▶ What you should do
Return all of the records exactly.

▶ Extracted data
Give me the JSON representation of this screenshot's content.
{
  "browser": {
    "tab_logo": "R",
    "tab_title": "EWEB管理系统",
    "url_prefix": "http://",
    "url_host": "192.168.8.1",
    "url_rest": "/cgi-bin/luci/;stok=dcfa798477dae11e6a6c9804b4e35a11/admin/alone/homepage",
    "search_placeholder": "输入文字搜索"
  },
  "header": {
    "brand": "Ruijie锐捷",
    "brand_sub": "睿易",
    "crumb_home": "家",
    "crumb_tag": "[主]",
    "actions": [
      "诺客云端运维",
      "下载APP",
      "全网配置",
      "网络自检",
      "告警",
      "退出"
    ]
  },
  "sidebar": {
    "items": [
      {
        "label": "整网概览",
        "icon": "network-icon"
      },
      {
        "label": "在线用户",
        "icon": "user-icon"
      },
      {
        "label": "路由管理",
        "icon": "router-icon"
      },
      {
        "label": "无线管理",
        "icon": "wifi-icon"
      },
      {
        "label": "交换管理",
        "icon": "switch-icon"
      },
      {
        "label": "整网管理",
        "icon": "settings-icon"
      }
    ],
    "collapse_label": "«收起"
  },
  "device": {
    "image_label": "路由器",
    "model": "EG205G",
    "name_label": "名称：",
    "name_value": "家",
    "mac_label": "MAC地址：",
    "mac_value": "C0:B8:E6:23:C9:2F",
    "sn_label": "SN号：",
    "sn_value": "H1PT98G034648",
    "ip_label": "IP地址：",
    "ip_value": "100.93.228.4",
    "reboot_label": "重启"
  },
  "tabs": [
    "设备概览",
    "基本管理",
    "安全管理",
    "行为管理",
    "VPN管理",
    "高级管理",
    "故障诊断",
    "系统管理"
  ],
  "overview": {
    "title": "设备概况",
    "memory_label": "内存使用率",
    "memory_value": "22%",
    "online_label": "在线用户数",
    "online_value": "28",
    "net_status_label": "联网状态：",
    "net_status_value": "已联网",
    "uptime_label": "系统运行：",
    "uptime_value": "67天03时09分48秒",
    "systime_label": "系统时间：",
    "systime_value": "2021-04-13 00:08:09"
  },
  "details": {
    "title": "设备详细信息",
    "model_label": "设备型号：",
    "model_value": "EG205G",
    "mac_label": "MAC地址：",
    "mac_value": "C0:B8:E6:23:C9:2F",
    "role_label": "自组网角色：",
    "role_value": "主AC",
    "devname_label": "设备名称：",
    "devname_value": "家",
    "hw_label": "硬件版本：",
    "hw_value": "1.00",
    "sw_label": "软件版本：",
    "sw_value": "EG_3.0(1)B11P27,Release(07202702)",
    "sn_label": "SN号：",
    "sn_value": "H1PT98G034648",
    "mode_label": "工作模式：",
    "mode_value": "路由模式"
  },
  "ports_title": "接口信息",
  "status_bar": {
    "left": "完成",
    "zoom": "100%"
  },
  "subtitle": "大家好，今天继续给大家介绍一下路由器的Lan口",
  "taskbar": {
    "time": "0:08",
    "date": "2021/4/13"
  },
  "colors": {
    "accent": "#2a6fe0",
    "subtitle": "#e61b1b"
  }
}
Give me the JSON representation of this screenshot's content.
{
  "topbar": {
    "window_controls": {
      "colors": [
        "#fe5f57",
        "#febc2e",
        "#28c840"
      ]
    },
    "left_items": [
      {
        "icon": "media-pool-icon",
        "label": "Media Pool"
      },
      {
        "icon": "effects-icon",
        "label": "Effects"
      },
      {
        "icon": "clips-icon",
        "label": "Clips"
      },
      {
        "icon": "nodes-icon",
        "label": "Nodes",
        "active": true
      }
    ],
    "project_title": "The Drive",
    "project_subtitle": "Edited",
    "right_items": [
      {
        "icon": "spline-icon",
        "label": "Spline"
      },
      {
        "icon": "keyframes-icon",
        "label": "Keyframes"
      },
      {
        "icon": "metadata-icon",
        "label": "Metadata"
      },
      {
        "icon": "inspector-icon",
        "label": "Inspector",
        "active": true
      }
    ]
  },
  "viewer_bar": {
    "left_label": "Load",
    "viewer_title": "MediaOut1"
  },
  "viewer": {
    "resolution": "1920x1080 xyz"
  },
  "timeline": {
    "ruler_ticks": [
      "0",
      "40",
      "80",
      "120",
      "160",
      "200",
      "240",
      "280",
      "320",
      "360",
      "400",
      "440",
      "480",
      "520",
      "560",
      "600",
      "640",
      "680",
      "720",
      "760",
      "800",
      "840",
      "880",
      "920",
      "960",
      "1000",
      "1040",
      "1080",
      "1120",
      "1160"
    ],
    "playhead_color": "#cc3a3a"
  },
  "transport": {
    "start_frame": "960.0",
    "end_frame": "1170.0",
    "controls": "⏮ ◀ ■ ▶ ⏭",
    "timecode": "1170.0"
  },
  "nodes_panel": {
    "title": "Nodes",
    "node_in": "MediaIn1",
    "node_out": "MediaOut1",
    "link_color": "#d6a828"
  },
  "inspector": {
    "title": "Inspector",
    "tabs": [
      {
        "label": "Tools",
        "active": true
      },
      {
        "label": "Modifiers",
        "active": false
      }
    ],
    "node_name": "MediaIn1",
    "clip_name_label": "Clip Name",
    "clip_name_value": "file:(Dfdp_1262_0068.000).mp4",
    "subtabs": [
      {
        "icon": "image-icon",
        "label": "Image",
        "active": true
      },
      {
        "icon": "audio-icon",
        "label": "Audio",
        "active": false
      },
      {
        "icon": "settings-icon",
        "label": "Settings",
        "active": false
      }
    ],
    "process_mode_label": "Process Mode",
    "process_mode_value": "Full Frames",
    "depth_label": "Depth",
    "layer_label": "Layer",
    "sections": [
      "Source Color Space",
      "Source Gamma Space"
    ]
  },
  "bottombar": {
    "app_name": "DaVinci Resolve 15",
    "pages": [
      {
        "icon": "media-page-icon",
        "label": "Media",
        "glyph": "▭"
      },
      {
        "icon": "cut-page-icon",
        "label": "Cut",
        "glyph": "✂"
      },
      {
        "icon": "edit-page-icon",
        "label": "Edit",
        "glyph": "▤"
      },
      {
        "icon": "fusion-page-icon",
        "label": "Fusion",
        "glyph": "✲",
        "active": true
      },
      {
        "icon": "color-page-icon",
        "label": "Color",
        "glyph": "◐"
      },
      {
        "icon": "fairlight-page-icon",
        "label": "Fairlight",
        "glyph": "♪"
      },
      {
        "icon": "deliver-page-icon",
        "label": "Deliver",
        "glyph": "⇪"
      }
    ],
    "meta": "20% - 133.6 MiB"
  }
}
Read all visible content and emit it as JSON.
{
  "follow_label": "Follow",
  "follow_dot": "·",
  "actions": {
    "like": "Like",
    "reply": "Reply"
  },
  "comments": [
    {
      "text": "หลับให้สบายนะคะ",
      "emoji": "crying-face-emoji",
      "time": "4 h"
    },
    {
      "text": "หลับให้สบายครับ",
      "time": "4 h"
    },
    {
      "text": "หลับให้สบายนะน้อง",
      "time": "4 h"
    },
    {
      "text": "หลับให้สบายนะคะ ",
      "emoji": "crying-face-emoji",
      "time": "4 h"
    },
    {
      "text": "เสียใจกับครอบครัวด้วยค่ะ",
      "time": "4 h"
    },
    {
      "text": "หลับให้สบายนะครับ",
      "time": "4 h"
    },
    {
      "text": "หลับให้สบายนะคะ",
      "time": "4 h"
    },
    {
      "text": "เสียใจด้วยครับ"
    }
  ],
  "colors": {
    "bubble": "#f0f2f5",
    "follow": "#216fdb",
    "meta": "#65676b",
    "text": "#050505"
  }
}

▶ Task answer
Give me the JSON representation of this screenshot's content.
{
  "browser": {
    "tab_logo": "R",
    "tab_title": "EWEB管理系统",
    "url_prefix": "http://",
    "url_host": "192.168.8.1",
    "url_rest": "/cgi-bin/luci/;stok=dcfa798477dae11e6a6c9804b4e35a11/admin/alone/homepage",
    "search_placeholder": "输入文字搜索"
  },
  "header": {
    "brand": "Ruijie锐捷",
    "brand_sub": "睿易",
    "crumb_home": "家",
    "crumb_tag": "[主]",
    "actions": [
      "诺客云端运维",
      "下载APP",
      "全网配置",
      "网络自检",
      "告警",
      "退出"
    ]
  },
  "sidebar": {
    "items": [
      {
        "label": "整网概览",
        "icon": "network-icon"
      },
      {
        "label": "在线用户",
        "icon": "user-icon"
      },
      {
        "label": "路由管理",
        "icon": "router-icon"
      },
      {
        "label": "无线管理",
        "icon": "wifi-icon"
      },
      {
        "label": "交换管理",
        "icon": "switch-icon"
      },
      {
        "label": "整网管理",
        "icon": "settings-icon"
      }
    ],
    "collapse_label": "«收起"
  },
  "device": {
    "image_label": "路由器",
    "model": "EG205G",
    "name_label": "名称：",
    "name_value": "家",
    "mac_label": "MAC地址：",
    "mac_value": "C0:B8:E6:23:C9:2F",
    "sn_label": "SN号：",
    "sn_value": "H1PT98G034648",
    "ip_label": "IP地址：",
    "ip_value": "100.93.228.4",
    "reboot_label": "重启"
  },
  "tabs": [
    "设备概览",
    "基本管理",
    "安全管理",
    "行为管理",
    "VPN管理",
    "高级管理",
    "故障诊断",
    "系统管理"
  ],
  "overview": {
    "title": "设备概况",
    "memory_label": "内存使用率",
    "memory_value": "22%",
    "online_label": "在线用户数",
    "online_value": "28",
    "net_status_label": "联网状态：",
    "net_status_value": "已联网",
    "uptime_label": "系统运行：",
    "uptime_value": "67天03时09分48秒",
    "systime_label": "系统时间：",
    "systime_value": "2021-04-13 00:08:09"
  },
  "details": {
    "title": "设备详细信息",
    "model_label": "设备型号：",
    "model_value": "EG205G",
    "mac_label": "MAC地址：",
    "mac_value": "C0:B8:E6:23:C9:2F",
    "role_label": "自组网角色：",
    "role_value": "主AC",
    "devname_label": "设备名称：",
    "devname_value": "家",
    "hw_label": "硬件版本：",
    "hw_value": "1.00",
    "sw_label": "软件版本：",
    "sw_value": "EG_3.0(1)B11P27,Release(07202702)",
    "sn_label": "SN号：",
    "sn_value": "H1PT98G034648",
    "mode_label": "工作模式：",
    "mode_value": "路由模式"
  },
  "ports_title": "接口信息",
  "status_bar": {
    "left": "完成",
    "zoom": "100%"
  },
  "subtitle": "大家好，今天继续给大家介绍一下路由器的Lan口",
  "taskbar": {
    "time": "0:08",
    "date": "2021/4/13"
  },
  "colors": {
    "accent": "#2a6fe0",
    "subtitle": "#e61b1b"
  }
}
Give me the JSON representation of this screenshot's content.
{
  "topbar": {
    "window_controls": {
      "colors": [
        "#fe5f57",
        "#febc2e",
        "#28c840"
      ]
    },
    "left_items": [
      {
        "icon": "media-pool-icon",
        "label": "Media Pool"
      },
      {
        "icon": "effects-icon",
        "label": "Effects"
      },
      {
        "icon": "clips-icon",
        "label": "Clips"
      },
      {
        "icon": "nodes-icon",
        "label": "Nodes",
        "active": true
      }
    ],
    "project_title": "The Drive",
    "project_subtitle": "Edited",
    "right_items": [
      {
        "icon": "spline-icon",
        "label": "Spline"
      },
      {
        "icon": "keyframes-icon",
        "label": "Keyframes"
      },
      {
        "icon": "metadata-icon",
        "label": "Metadata"
      },
      {
        "icon": "inspector-icon",
        "label": "Inspector",
        "active": true
      }
    ]
  },
  "viewer_bar": {
    "left_label": "Load",
    "viewer_title": "MediaOut1"
  },
  "viewer": {
    "resolution": "1920x1080 xyz"
  },
  "timeline": {
    "ruler_ticks": [
      "0",
      "40",
      "80",
      "120",
      "160",
      "200",
      "240",
      "280",
      "320",
      "360",
      "400",
      "440",
      "480",
      "520",
      "560",
      "600",
      "640",
      "680",
      "720",
      "760",
      "800",
      "840",
      "880",
      "920",
      "960",
      "1000",
      "1040",
      "1080",
      "1120",
      "1160"
    ],
    "playhead_color": "#cc3a3a"
  },
  "transport": {
    "start_frame": "960.0",
    "end_frame": "1170.0",
    "controls": "⏮ ◀ ■ ▶ ⏭",
    "timecode": "1170.0"
  },
  "nodes_panel": {
    "title": "Nodes",
    "node_in": "MediaIn1",
    "node_out": "MediaOut1",
    "link_color": "#d6a828"
  },
  "inspector": {
    "title": "Inspector",
    "tabs": [
      {
        "label": "Tools",
        "active": true
      },
      {
        "label": "Modifiers",
        "active": false
      }
    ],
    "node_name": "MediaIn1",
    "clip_name_label": "Clip Name",
    "clip_name_value": "file:(Dfdp_1262_0068.000).mp4",
    "subtabs": [
      {
        "icon": "image-icon",
        "label": "Image",
        "active": true
      },
      {
        "icon": "audio-icon",
        "label": "Audio",
        "active": false
      },
      {
        "icon": "settings-icon",
        "label": "Settings",
        "active": false
      }
    ],
    "process_mode_label": "Process Mode",
    "process_mode_value": "Full Frames",
    "depth_label": "Depth",
    "layer_label": "Layer",
    "sections": [
      "Source Color Space",
      "Source Gamma Space"
    ]
  },
  "bottombar": {
    "app_name": "DaVinci Resolve 15",
    "pages": [
      {
        "icon": "media-page-icon",
        "label": "Media",
        "glyph": "▭"
      },
      {
        "icon": "cut-page-icon",
        "label": "Cut",
        "glyph": "✂"
      },
      {
        "icon": "edit-page-icon",
        "label": "Edit",
        "glyph": "▤"
      },
      {
        "icon": "fusion-page-icon",
        "label": "Fusion",
        "glyph": "✲",
        "active": true
      },
      {
        "icon": "color-page-icon",
        "label": "Color",
        "glyph": "◐"
      },
      {
        "icon": "fairlight-page-icon",
        "label": "Fairlight",
        "glyph": "♪"
      },
      {
        "icon": "deliver-page-icon",
        "label": "Deliver",
        "glyph": "⇪"
      }
    ],
    "meta": "20% - 133.6 MiB"
  }
}
Read all visible content and emit it as JSON.
{
  "follow_label": "Follow",
  "follow_dot": "·",
  "actions": {
    "like": "Like",
    "reply": "Reply"
  },
  "comments": [
    {
      "text": "หลับให้สบายนะคะ",
      "emoji": "crying-face-emoji",
      "time": "4 h"
    },
    {
      "text": "หลับให้สบายครับ",
      "time": "4 h"
    },
    {
      "text": "หลับให้สบายนะน้อง",
      "time": "4 h"
    },
    {
      "text": "หลับให้สบายนะคะ ",
      "emoji": "crying-face-emoji",
      "time": "4 h"
    },
    {
      "text": "เสียใจกับครอบครัวด้วยค่ะ",
      "time": "4 h"
    },
    {
      "text": "หลับให้สบายนะครับ",
      "time": "4 h"
    },
    {
      "text": "หลับให้สบายนะคะ",
      "time": "4 h"
    },
    {
      "text": "เสียใจด้วยครับ"
    }
  ],
  "colors": {
    "bubble": "#f0f2f5",
    "follow": "#216fdb",
    "meta": "#65676b",
    "text": "#050505"
  }
}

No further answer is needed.